Clarity of white ball
in limited overs cricket matches, a white ball is use instead of the traditional red ball. The white ball is more visible under floodlights and on television broadcasts. While making it easier for players, umpires, and viewers to track its movement during the game.
Use of white ball in limited overs cricket
Limited overs cricket formats, such as One Day Internationals (ODIs) and Twenty-20 Internationals (T-20s), typically use the white ball. This is because these matches are play during the day and often extend into the evening. Requiring a ball that can be seen clearly in different lighting conditions.
Comparison of red ball and white ball in cricket
It’s worth noting that in Test cricket, which is play over five days. A red ball is still use to provide better visibility and durability over the course of a longer match. White-ball cricket refers to the limited overs format of the game, including One Day Internationals (ODIs) and Twenty-20 Internationals (T20s). Due to the nature of shorter formate games.
Rules of white ball in cricket
Here are some key rules specific to white-ball cricket: These are some general rules that are specific to white-ball cricket formats. These rules are not the end to the white ball cricket there is always space to create laws like in the game of cricket. However, it’s important to note that specific tournaments and cricket boards may have slight variations in rules and playing conditions.
- Fielding restrictions
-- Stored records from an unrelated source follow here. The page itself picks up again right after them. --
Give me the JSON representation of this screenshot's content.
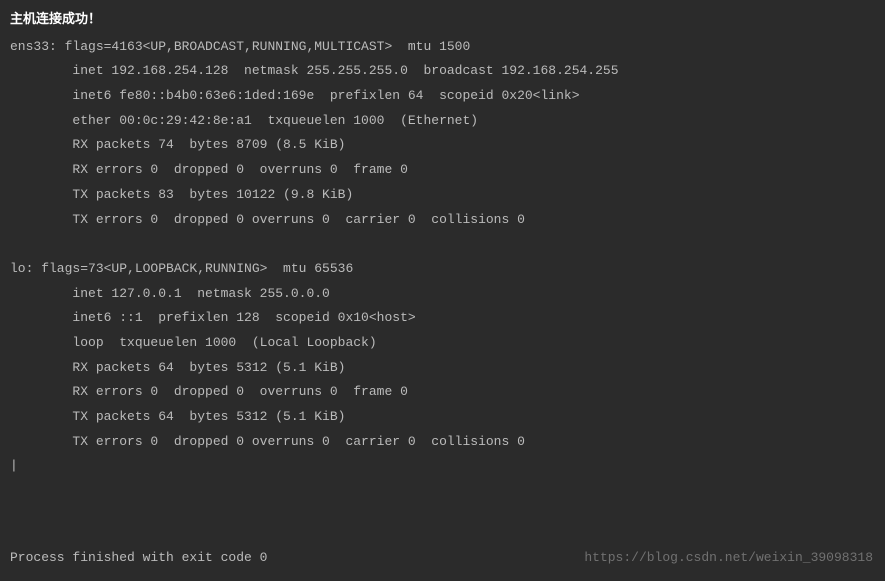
{
  "header": {
    "success_message": "主机连接成功！"
  },
  "ifconfig": {
    "ens33": {
      "line0": "ens33: flags=4163<UP,BROADCAST,RUNNING,MULTICAST>  mtu 1500",
      "line1": "        inet 192.168.254.128  netmask 255.255.255.0  broadcast 192.168.254.255",
      "line2": "        inet6 fe80::b4b0:63e6:1ded:169e  prefixlen 64  scopeid 0x20<link>",
      "line3": "        ether 00:0c:29:42:8e:a1  txqueuelen 1000  (Ethernet)",
      "line4": "        RX packets 74  bytes 8709 (8.5 KiB)",
      "line5": "        RX errors 0  dropped 0  overruns 0  frame 0",
      "line6": "        TX packets 83  bytes 10122 (9.8 KiB)",
      "line7": "        TX errors 0  dropped 0 overruns 0  carrier 0  collisions 0"
    },
    "lo": {
      "line0": "lo: flags=73<UP,LOOPBACK,RUNNING>  mtu 65536",
      "line1": "        inet 127.0.0.1  netmask 255.0.0.0",
      "line2": "        inet6 ::1  prefixlen 128  scopeid 0x10<host>",
      "line3": "        loop  txqueuelen 1000  (Local Loopback)",
      "line4": "        RX packets 64  bytes 5312 (5.1 KiB)",
      "line5": "        RX errors 0  dropped 0  overruns 0  frame 0",
      "line6": "        TX packets 64  bytes 5312 (5.1 KiB)",
      "line7": "        TX errors 0  dropped 0 overruns 0  carrier 0  collisions 0"
    }
  },
  "cursor": "|",
  "footer": {
    "exit_message": "Process finished with exit code 0"
  },
  "watermark": "https://blog.csdn.net/weixin_39098318"
}
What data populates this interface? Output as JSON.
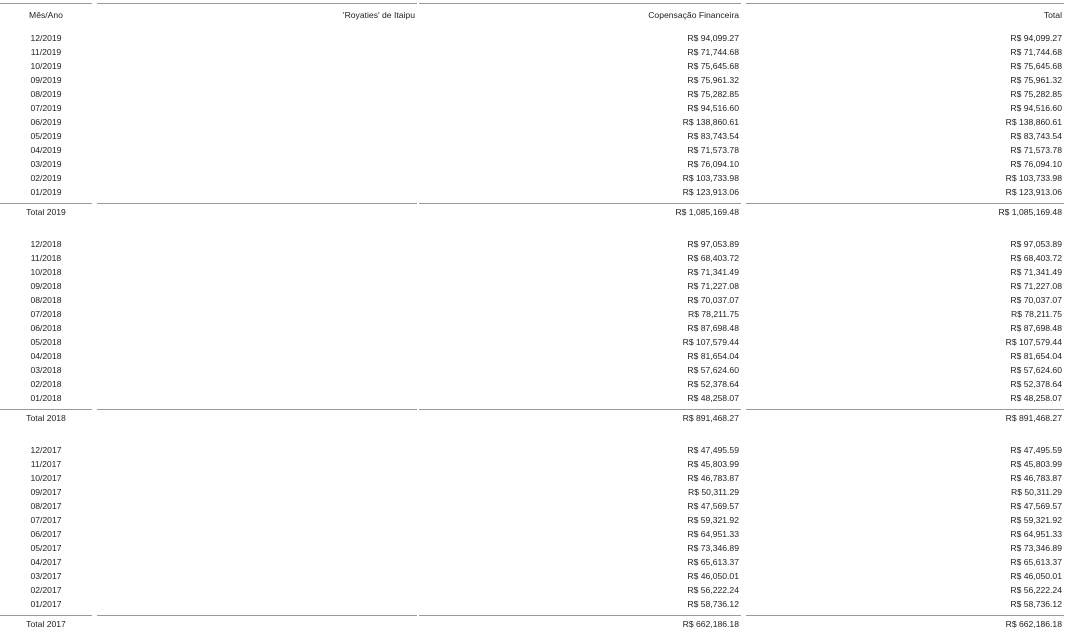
{
  "headers": {
    "mes_ano": "Mês/Ano",
    "royalties": "'Royaties' de Itaipu",
    "compensacao": "Copensação Financeira",
    "total": "Total"
  },
  "groups": [
    {
      "rows": [
        {
          "mes": "12/2019",
          "royalties": "",
          "compensacao": "R$ 94,099.27",
          "total": "R$ 94,099.27"
        },
        {
          "mes": "11/2019",
          "royalties": "",
          "compensacao": "R$ 71,744.68",
          "total": "R$ 71,744.68"
        },
        {
          "mes": "10/2019",
          "royalties": "",
          "compensacao": "R$ 75,645.68",
          "total": "R$ 75,645.68"
        },
        {
          "mes": "09/2019",
          "royalties": "",
          "compensacao": "R$ 75,961.32",
          "total": "R$ 75,961.32"
        },
        {
          "mes": "08/2019",
          "royalties": "",
          "compensacao": "R$ 75,282.85",
          "total": "R$ 75,282.85"
        },
        {
          "mes": "07/2019",
          "royalties": "",
          "compensacao": "R$ 94,516.60",
          "total": "R$ 94,516.60"
        },
        {
          "mes": "06/2019",
          "royalties": "",
          "compensacao": "R$ 138,860.61",
          "total": "R$ 138,860.61"
        },
        {
          "mes": "05/2019",
          "royalties": "",
          "compensacao": "R$ 83,743.54",
          "total": "R$ 83,743.54"
        },
        {
          "mes": "04/2019",
          "royalties": "",
          "compensacao": "R$ 71,573.78",
          "total": "R$ 71,573.78"
        },
        {
          "mes": "03/2019",
          "royalties": "",
          "compensacao": "R$ 76,094.10",
          "total": "R$ 76,094.10"
        },
        {
          "mes": "02/2019",
          "royalties": "",
          "compensacao": "R$ 103,733.98",
          "total": "R$ 103,733.98"
        },
        {
          "mes": "01/2019",
          "royalties": "",
          "compensacao": "R$ 123,913.06",
          "total": "R$ 123,913.06"
        }
      ],
      "total_label": "Total 2019",
      "total_royalties": "",
      "total_compensacao": "R$ 1,085,169.48",
      "total_total": "R$ 1,085,169.48"
    },
    {
      "rows": [
        {
          "mes": "12/2018",
          "royalties": "",
          "compensacao": "R$ 97,053.89",
          "total": "R$ 97,053.89"
        },
        {
          "mes": "11/2018",
          "royalties": "",
          "compensacao": "R$ 68,403.72",
          "total": "R$ 68,403.72"
        },
        {
          "mes": "10/2018",
          "royalties": "",
          "compensacao": "R$ 71,341.49",
          "total": "R$ 71,341.49"
        },
        {
          "mes": "09/2018",
          "royalties": "",
          "compensacao": "R$ 71,227.08",
          "total": "R$ 71,227.08"
        },
        {
          "mes": "08/2018",
          "royalties": "",
          "compensacao": "R$ 70,037.07",
          "total": "R$ 70,037.07"
        },
        {
          "mes": "07/2018",
          "royalties": "",
          "compensacao": "R$ 78,211.75",
          "total": "R$ 78,211.75"
        },
        {
          "mes": "06/2018",
          "royalties": "",
          "compensacao": "R$ 87,698.48",
          "total": "R$ 87,698.48"
        },
        {
          "mes": "05/2018",
          "royalties": "",
          "compensacao": "R$ 107,579.44",
          "total": "R$ 107,579.44"
        },
        {
          "mes": "04/2018",
          "royalties": "",
          "compensacao": "R$ 81,654.04",
          "total": "R$ 81,654.04"
        },
        {
          "mes": "03/2018",
          "royalties": "",
          "compensacao": "R$ 57,624.60",
          "total": "R$ 57,624.60"
        },
        {
          "mes": "02/2018",
          "royalties": "",
          "compensacao": "R$ 52,378.64",
          "total": "R$ 52,378.64"
        },
        {
          "mes": "01/2018",
          "royalties": "",
          "compensacao": "R$ 48,258.07",
          "total": "R$ 48,258.07"
        }
      ],
      "total_label": "Total 2018",
      "total_royalties": "",
      "total_compensacao": "R$ 891,468.27",
      "total_total": "R$ 891,468.27"
    },
    {
      "rows": [
        {
          "mes": "12/2017",
          "royalties": "",
          "compensacao": "R$ 47,495.59",
          "total": "R$ 47,495.59"
        },
        {
          "mes": "11/2017",
          "royalties": "",
          "compensacao": "R$ 45,803.99",
          "total": "R$ 45,803.99"
        },
        {
          "mes": "10/2017",
          "royalties": "",
          "compensacao": "R$ 46,783.87",
          "total": "R$ 46,783.87"
        },
        {
          "mes": "09/2017",
          "royalties": "",
          "compensacao": "R$ 50,311.29",
          "total": "R$ 50,311.29"
        },
        {
          "mes": "08/2017",
          "royalties": "",
          "compensacao": "R$ 47,569.57",
          "total": "R$ 47,569.57"
        },
        {
          "mes": "07/2017",
          "royalties": "",
          "compensacao": "R$ 59,321.92",
          "total": "R$ 59,321.92"
        },
        {
          "mes": "06/2017",
          "royalties": "",
          "compensacao": "R$ 64,951.33",
          "total": "R$ 64,951.33"
        },
        {
          "mes": "05/2017",
          "royalties": "",
          "compensacao": "R$ 73,346.89",
          "total": "R$ 73,346.89"
        },
        {
          "mes": "04/2017",
          "royalties": "",
          "compensacao": "R$ 65,613.37",
          "total": "R$ 65,613.37"
        },
        {
          "mes": "03/2017",
          "royalties": "",
          "compensacao": "R$ 46,050.01",
          "total": "R$ 46,050.01"
        },
        {
          "mes": "02/2017",
          "royalties": "",
          "compensacao": "R$ 56,222.24",
          "total": "R$ 56,222.24"
        },
        {
          "mes": "01/2017",
          "royalties": "",
          "compensacao": "R$ 58,736.12",
          "total": "R$ 58,736.12"
        }
      ],
      "total_label": "Total 2017",
      "total_royalties": "",
      "total_compensacao": "R$ 662,186.18",
      "total_total": "R$ 662,186.18"
    }
  ]
}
- No balls and wide
- Free Hits
- Power Hitting
- Tied matches
In white-ball cricket, each team is typically restricted to a specific number of overs. In ODIs, each team gets 50 overs to bat and bowl, while in T-20s, each team gets 20 overs.
The batting team has the option to choose a power-play, which is an initial period of overs. where fielding restrictions are in place. In ODIs, the power-play consists of 10 overs, while in T-20s, it is generally 6 overs.
During the power-play and in the subsequent overs, there are fielding restrictions in place. Typically, only a certain number of fielders are allowed outside the 30-yard circle. which encourages aggressive batting.
No-balls and wide:
If a bowler delivers a ball that is deemed a no-ball or a wide. the batting team is awarded an extra run, and the delivery is replayed.
If a bowler delivers a no-ball (overstepping the front crease), the subsequent delivery is a “free hit.” This means that the batsman cannot dismiss except through a run-out. And the batting team can only score runs from this delivery.
Limited overs cricket is known for its aggressive batting approach. Batsmen often try to score quickly and hit boundaries frequently to accumulate runs at a fast pace.
In the initial overs, only a certain number of fielders are allowed outside the 30-yard circle. While the culture of promoting aggressive batting and high-scoring matches.
If the scores of both teams are tied at the end of the allocated overs. A super over or a tiebreaker is played to determine the winner. Each team gets one over to bat, and the team that scores the most runs in the super over wins the match.
It is use in limited overs cricket precisely because it is more visible and easier to judge compare to the traditional red ball. The white color of the ball stands out against the playing surface, making it easier for players, umpires, and spectators. To see its trajectory and movement during the game.
Overall the high visibility of the white ball is particularly advantageous in limited overs. The matches play under floodlights or in artificial lighting conditions, It helps players to track the ball’s path. While batting, bowling, or fielding, allowing for better gameplay and decision-making.
Additionally, the white ball is more visible on television broadcasts. Ensuring that viewers can follow the action more easily, especially in day-night matches or when the ball is hit high into the air.